Siddhartha, the Buddha-to-be, had a particular and extreme upbringing. What can we learn from comparing his life with our own?
Our underlying nature is fearlessness - having nothing to defend, being nothing vulnerable. How can we offer others this peace?
Is sacredness something real? What is holy in a person, place or object? Can we find this in the pragmatic and experiential sphere of Dharma?
Who inspired your Path to Awakening? It's a trail of helping hands...
Is praying a denial of karma? Results without a cause?
What is, and what is not, enlightenment? Don't get off at the wrong stop!
Be careful about equating the ability to calm thinking with being a Buddhist master. How much freedom from thinking do we need, to reach the jewel of understanding which then makes thinking not a problem? We could spend years manipulating our mind into thought-free states unnecessarily.
In our own lives we can easily find things we thought were true which we subsequently think not to be true. So our pursuit of the truth about self can not depend upon thinking. We need another way of knowing, one more direct than our thinking.
Traditionally the path is seen as the overcoming of ignorance, not-seeing, 'avidya', where seeing means seeing our True Nature. I propose an additional way of understanding how the path consists of overcoming avidya: what is not seen is the path itself.

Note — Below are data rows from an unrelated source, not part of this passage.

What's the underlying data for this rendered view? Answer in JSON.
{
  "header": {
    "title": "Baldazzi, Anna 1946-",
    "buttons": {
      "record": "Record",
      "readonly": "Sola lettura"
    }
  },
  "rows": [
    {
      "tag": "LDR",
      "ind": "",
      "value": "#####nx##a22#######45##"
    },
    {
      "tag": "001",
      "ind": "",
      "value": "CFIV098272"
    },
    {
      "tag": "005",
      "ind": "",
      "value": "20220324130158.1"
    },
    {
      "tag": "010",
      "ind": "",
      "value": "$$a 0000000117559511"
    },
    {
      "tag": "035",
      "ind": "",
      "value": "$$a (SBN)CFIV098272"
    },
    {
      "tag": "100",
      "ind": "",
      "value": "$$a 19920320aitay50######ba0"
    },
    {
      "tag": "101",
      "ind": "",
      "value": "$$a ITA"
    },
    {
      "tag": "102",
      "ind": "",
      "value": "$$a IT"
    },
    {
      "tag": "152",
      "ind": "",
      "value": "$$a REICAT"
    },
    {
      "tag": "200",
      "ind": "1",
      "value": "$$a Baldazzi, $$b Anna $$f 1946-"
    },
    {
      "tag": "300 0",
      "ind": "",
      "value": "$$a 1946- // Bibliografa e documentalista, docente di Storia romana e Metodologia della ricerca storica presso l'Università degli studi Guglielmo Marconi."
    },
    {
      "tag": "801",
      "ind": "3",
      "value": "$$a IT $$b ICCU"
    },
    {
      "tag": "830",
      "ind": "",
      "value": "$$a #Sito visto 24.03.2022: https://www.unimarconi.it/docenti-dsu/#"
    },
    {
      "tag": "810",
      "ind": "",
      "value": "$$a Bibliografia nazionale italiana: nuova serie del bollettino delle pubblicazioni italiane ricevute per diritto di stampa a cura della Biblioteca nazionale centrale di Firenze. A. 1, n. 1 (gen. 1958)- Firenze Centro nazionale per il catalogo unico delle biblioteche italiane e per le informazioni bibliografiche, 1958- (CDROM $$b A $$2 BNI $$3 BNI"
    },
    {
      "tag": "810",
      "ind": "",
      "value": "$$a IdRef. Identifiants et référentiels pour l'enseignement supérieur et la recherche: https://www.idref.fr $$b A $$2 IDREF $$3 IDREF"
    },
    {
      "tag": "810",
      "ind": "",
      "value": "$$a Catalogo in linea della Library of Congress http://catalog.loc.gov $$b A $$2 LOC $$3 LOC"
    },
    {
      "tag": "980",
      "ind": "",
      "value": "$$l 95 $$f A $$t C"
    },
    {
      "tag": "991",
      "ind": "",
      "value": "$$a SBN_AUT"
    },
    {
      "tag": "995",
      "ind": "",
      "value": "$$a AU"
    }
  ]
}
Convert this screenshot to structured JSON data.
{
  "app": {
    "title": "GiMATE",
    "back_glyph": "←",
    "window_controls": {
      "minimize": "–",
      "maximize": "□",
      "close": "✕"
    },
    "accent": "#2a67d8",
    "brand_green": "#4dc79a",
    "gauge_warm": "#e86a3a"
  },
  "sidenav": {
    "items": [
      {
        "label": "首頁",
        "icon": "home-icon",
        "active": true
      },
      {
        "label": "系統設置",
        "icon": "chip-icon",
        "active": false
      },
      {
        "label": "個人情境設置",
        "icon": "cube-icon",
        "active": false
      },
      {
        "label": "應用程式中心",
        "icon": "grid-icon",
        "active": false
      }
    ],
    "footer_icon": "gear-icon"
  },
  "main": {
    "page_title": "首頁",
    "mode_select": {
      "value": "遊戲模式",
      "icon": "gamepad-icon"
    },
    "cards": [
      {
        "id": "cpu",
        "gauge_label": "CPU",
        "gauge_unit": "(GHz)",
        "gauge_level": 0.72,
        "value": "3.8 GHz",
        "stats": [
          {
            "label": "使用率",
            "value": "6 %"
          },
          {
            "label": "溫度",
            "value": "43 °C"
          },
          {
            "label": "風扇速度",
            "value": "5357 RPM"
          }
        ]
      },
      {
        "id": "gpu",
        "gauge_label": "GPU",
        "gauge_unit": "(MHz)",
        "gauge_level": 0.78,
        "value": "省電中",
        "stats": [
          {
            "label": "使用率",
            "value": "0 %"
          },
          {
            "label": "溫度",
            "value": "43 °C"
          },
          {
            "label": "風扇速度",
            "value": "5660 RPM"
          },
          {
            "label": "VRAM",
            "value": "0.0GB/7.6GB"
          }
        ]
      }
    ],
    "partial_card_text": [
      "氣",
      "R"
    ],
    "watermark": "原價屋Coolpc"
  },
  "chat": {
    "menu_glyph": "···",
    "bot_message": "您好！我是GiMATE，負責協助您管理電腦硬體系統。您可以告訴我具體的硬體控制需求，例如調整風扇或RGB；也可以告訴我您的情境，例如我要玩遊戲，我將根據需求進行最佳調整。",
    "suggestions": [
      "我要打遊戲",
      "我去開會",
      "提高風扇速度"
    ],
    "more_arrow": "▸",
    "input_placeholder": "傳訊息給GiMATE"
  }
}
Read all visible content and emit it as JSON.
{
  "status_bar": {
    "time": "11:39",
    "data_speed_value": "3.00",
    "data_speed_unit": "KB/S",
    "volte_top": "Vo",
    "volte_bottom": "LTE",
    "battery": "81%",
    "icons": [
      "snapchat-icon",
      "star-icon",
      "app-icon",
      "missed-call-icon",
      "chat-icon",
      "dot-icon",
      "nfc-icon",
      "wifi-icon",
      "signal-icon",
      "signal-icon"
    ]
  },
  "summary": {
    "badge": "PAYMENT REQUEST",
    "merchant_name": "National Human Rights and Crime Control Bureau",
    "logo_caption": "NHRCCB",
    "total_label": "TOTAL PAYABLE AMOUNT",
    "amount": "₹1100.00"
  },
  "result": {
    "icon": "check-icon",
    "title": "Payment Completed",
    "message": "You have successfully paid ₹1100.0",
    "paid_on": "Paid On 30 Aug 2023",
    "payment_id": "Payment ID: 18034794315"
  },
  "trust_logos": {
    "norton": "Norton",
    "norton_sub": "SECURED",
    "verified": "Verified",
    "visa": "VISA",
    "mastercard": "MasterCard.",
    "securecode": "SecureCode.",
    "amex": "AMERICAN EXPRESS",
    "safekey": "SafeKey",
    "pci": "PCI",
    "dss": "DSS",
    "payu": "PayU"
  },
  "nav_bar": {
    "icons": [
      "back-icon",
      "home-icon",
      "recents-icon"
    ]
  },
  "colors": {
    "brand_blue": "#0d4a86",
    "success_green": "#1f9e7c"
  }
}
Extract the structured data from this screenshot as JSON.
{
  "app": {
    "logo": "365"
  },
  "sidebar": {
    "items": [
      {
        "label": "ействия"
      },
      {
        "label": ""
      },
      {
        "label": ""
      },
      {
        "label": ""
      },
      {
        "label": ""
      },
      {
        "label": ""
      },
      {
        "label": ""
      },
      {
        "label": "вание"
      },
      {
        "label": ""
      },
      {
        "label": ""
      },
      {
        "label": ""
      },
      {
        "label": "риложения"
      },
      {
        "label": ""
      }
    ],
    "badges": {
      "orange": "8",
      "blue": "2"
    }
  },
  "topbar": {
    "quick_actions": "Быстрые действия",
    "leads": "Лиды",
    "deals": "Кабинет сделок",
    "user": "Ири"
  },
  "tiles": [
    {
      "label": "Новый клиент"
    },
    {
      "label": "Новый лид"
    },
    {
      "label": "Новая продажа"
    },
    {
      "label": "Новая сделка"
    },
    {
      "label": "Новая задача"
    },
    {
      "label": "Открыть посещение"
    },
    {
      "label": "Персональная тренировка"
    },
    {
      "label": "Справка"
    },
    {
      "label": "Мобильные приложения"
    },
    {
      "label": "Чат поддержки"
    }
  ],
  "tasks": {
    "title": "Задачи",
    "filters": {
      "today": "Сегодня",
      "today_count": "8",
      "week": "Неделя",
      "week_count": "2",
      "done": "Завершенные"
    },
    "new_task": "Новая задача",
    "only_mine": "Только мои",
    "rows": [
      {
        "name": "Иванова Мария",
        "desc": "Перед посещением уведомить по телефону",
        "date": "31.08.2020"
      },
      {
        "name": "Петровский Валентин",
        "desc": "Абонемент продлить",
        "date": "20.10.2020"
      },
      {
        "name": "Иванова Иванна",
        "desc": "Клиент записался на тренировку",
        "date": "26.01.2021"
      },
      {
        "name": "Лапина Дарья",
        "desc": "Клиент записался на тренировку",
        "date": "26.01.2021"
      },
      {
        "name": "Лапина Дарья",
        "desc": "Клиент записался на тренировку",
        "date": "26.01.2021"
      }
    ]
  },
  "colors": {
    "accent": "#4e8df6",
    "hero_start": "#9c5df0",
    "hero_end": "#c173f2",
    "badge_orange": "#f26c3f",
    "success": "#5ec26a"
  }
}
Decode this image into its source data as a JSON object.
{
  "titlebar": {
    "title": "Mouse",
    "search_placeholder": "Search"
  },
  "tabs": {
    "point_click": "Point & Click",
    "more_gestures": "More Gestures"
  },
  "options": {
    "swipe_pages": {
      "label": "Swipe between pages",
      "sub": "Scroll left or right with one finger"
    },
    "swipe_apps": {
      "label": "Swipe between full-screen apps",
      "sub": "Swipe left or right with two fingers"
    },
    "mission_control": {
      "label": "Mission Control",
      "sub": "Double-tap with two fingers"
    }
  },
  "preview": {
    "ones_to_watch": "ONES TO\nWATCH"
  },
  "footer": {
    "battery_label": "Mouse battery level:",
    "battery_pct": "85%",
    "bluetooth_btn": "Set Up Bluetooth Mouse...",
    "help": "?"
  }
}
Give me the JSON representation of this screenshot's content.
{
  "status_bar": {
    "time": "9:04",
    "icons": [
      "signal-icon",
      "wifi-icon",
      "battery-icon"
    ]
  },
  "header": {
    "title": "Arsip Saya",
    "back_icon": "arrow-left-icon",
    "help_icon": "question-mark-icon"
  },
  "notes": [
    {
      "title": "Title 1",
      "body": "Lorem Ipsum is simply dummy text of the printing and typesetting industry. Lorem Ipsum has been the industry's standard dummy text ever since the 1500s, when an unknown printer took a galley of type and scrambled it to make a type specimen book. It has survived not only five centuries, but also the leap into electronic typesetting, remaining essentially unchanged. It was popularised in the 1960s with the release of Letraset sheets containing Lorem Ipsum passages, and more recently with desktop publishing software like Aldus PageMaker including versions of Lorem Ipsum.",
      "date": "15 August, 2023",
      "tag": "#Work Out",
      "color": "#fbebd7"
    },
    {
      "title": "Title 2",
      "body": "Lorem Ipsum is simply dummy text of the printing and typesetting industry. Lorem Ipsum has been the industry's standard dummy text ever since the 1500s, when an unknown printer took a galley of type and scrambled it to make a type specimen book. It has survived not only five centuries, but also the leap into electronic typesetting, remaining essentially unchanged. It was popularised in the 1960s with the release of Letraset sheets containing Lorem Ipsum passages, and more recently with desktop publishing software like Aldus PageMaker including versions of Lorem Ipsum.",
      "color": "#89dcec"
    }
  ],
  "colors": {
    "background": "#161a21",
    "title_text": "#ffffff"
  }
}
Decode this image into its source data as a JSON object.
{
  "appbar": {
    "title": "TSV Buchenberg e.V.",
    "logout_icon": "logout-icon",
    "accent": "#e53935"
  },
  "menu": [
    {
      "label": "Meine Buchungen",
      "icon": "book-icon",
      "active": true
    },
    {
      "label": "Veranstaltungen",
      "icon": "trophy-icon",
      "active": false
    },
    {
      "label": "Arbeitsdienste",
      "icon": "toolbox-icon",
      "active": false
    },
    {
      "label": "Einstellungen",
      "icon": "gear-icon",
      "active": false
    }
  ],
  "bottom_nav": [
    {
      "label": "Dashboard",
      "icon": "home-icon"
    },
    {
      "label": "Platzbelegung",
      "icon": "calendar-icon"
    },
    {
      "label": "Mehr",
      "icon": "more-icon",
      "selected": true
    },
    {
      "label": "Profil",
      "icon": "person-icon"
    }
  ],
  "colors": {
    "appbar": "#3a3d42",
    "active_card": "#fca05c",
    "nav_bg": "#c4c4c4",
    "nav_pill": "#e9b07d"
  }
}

We spend our precious lives hopping from temporary, dependent, partial happiness to the next temporary, dependent, partial happiness. Meditation has the potential to show us the workings of this process of seeking 'satisfaction'... It is possible to see beyond that and to open towards real fulfilment which is not dependent upon temporary conditions.